The last half century has been pretty much downhill for democracy. As a child I was regularly made aware that we were living in a ‘free country’ with little notion of what that meant, having never known any other. English born we knew we were part of a great tradition of fighting against despotism and tyranny and throwing off first our own yokes and then those of the oppressed people of Europe. Twice. We had the vote, it was the swinging sixties and nothing was going to stop us; we were backing Britain, the greatest nation on what we knew of Earth.
The seventies brought their own tribulations, but a sense of indignation at the power-drunk unions drove us to exercise our democratic rights to vote against such over-arching control. And by the end of that troublesome decade the optimism had returned, at least for those of us who were educated, agile and mobile. Sure the mill towns and pit towns were in decline and the stench of de-industrialisation hung in the northern city air, but we were encouraged by the future that beckoned.
Closing our dark, satanic mills would benefit us all, we were told; let the free market reign and move all that toil and sweat and smoke and lung disease elsewhere. This way we could buy our precious ‘consumer goods’ for increasingly low prices and enjoy the leisure time freed up for us by clever politicians and clever business leaders. Relax, buy property, invest, let the money make money. In time, nobody would need to graft because the good times were just around the corner. The global economy was a force of nature, and a force for good, we were told. And so what if you didn’t, or couldn’t work? The system had the capacity to provide
But there was something wrong, something indecent about importing brown people to drive the buses and staff the corner shops, while the industrious little yellow people from far away made our toys and TVs and our takeaways. We stopped making things and instead let others make them in distant, sunny lands, which is where our money also went. There was no longer a feeling of proud nationhood, of belonging, but instead a note of desperation began to creep in as we moved into the new century increasingly detached from how our country worked.
Because globalisation, just like any other system, might work if it was part of a mix, if it was controlled and ordered by those who depend on it. Except it is not controlled at all and it is ordered, or rather ordained, by people who think they know far better than we how our lives should be lived. This is how we live now, unsure of who controls what, who owns what and from whom we should take direction. The globalists are not in control but are instead the acolytes of forces they have unleashed over which nobody has true dominion.
But it is fine, they say, the rule of law will ensure fairness. Oh, really? Did you see what P&O just did? In a move which has astonished and rightly enraged even free-marketeers, they have torn up contracts and made staff redundant. Redundant? Only by redefining that very word can you sack somebody and immediately replace them with cheap agency staff in those allegedly ‘redundant’ roles. You would think there would be some international law being broken here – I mean the Human Rights lot object even to people being misgendered these days – but the lawyers appear eerily silent. P&O did it simply because they can.

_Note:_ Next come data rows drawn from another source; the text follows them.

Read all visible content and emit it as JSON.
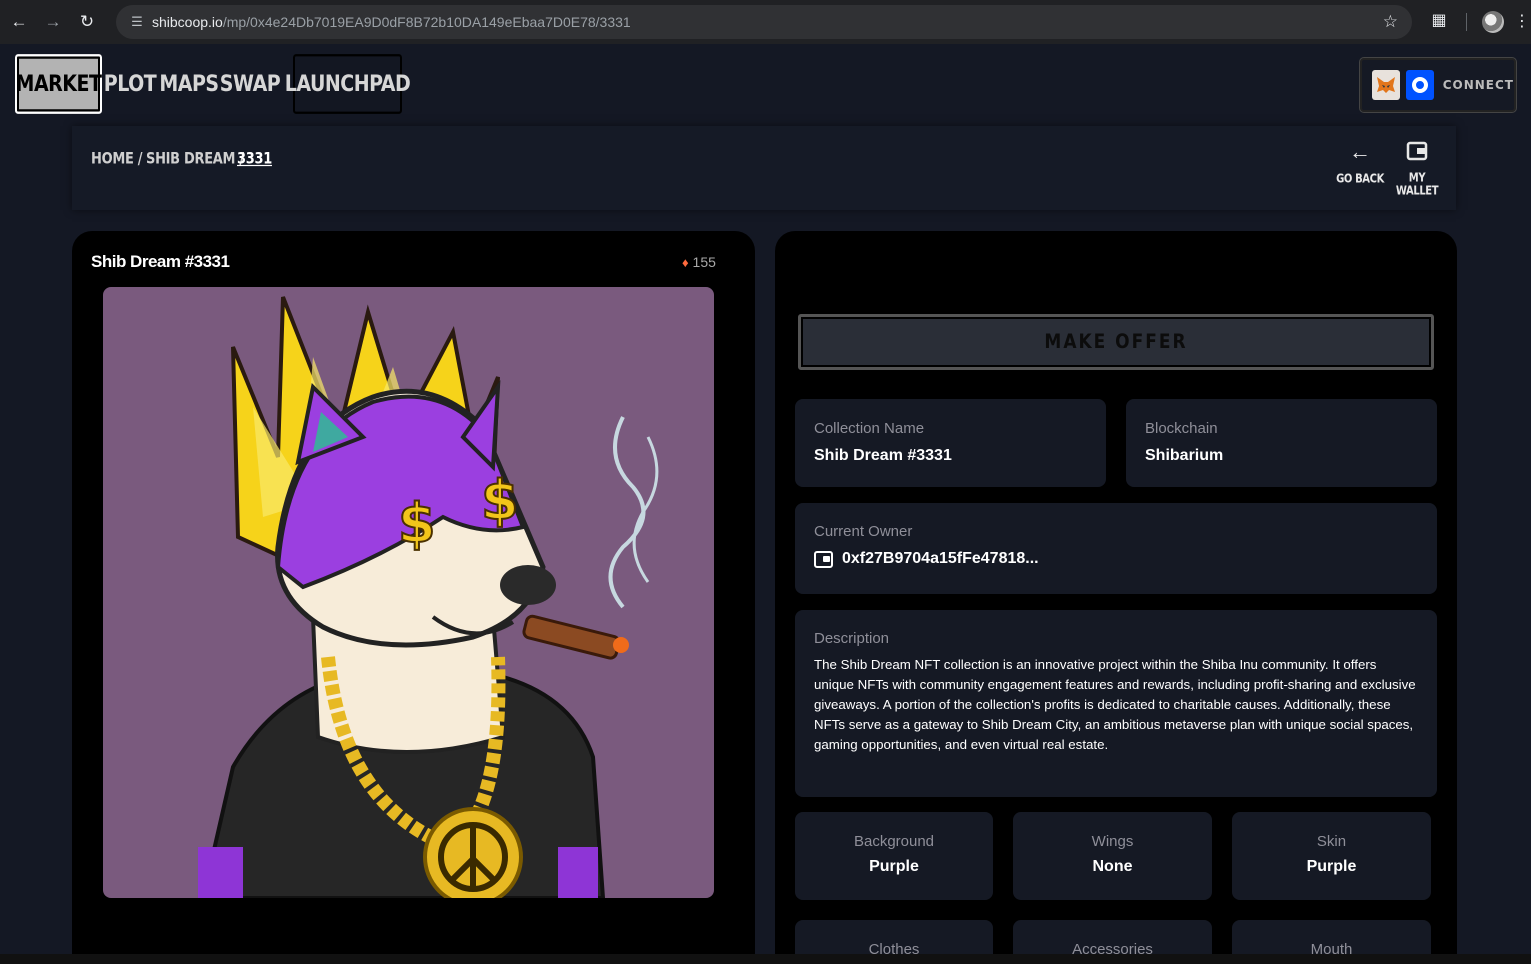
{
  "browser": {
    "url_host": "shibcoop.io",
    "url_path": "/mp/0x4e24Db7019EA9D0dF8B72b10DA149eEbaa7D0E78/3331"
  },
  "nav": {
    "market": "MARKET",
    "plot": "PLOT",
    "maps": "MAPS",
    "swap": "SWAP",
    "launchpad": "LAUNCHPAD",
    "connect": "CONNECT"
  },
  "breadcrumb": {
    "home": "HOME /",
    "collection": "SHIB DREAM /",
    "current": "3331"
  },
  "actions": {
    "go_back": "GO BACK",
    "my_wallet": "MY WALLET"
  },
  "nft": {
    "title": "Shib Dream #3331",
    "rank": "155"
  },
  "details": {
    "make_offer": "MAKE OFFER",
    "collection_label": "Collection Name",
    "collection_value": "Shib Dream #3331",
    "blockchain_label": "Blockchain",
    "blockchain_value": "Shibarium",
    "owner_label": "Current Owner",
    "owner_value": "0xf27B9704a15fFe47818...",
    "description_label": "Description",
    "description_text": "The Shib Dream NFT collection is an innovative project within the Shiba Inu community. It offers unique NFTs with community engagement features and rewards, including profit-sharing and exclusive giveaways. A portion of the collection's profits is dedicated to charitable causes. Additionally, these NFTs serve as a gateway to Shib Dream City, an ambitious metaverse plan with unique social spaces, gaming opportunities, and even virtual real estate."
  },
  "traits": [
    {
      "label": "Background",
      "value": "Purple"
    },
    {
      "label": "Wings",
      "value": "None"
    },
    {
      "label": "Skin",
      "value": "Purple"
    },
    {
      "label": "Clothes",
      "value": ""
    },
    {
      "label": "Accessories",
      "value": ""
    },
    {
      "label": "Mouth",
      "value": ""
    }
  ],
  "colors": {
    "page_bg": "#141824",
    "card_bg": "#000000",
    "info_bg": "#151924",
    "nft_bg": "#7a5a7e"
  }
}
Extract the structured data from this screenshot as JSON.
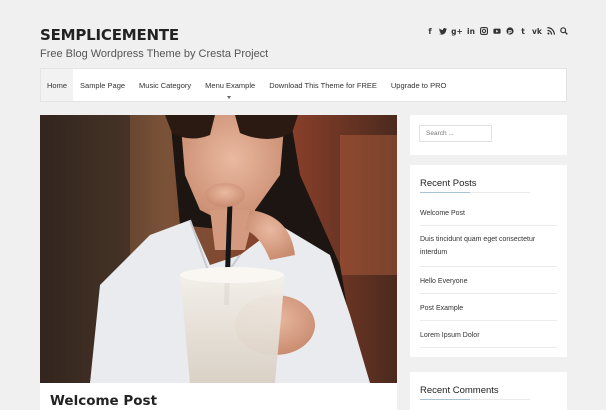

The influencers, the clever finance people, the globalists have created a storm they think they can weather, but for how long? Opening the Pandora’s box of blameless money, of guilt-free exploitation of resources and people, is an act that simply cannot go without consequences. The world of imaginary wealth, where somebody can almost literally think themselves rich, has to end somewhere. When all the little people propping up the pyramid have no option but to leave, where does that leave the globalists?